**INFORMATION**
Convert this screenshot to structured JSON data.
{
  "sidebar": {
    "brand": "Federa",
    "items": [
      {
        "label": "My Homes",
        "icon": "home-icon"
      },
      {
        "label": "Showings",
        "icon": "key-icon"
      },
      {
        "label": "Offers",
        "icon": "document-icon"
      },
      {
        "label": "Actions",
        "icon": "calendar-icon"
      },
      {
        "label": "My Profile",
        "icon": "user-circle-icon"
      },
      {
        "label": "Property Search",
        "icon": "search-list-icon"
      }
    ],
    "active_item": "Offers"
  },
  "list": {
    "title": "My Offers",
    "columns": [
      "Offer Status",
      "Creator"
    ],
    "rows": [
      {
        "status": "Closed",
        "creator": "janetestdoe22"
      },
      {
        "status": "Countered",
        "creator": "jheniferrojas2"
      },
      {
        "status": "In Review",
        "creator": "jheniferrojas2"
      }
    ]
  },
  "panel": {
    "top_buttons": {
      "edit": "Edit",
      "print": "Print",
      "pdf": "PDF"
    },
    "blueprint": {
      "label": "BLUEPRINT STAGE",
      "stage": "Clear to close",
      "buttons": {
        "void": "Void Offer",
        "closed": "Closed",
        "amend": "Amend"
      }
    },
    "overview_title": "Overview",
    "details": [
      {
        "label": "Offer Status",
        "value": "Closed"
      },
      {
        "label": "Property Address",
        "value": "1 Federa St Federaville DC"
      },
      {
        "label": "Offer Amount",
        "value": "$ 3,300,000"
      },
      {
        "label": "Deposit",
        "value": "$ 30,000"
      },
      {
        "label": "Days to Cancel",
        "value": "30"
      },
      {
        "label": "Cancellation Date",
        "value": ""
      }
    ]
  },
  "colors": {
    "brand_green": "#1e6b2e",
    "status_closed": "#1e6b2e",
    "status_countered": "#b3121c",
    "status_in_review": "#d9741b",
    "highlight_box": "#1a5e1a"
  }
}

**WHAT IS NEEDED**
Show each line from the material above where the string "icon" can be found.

**COMPLETED TASK**
        "icon": "home-icon"
        "icon": "key-icon"
        "icon": "document-icon"
        "icon": "calendar-icon"
        "icon": "user-circle-icon"
        "icon": "search-list-icon"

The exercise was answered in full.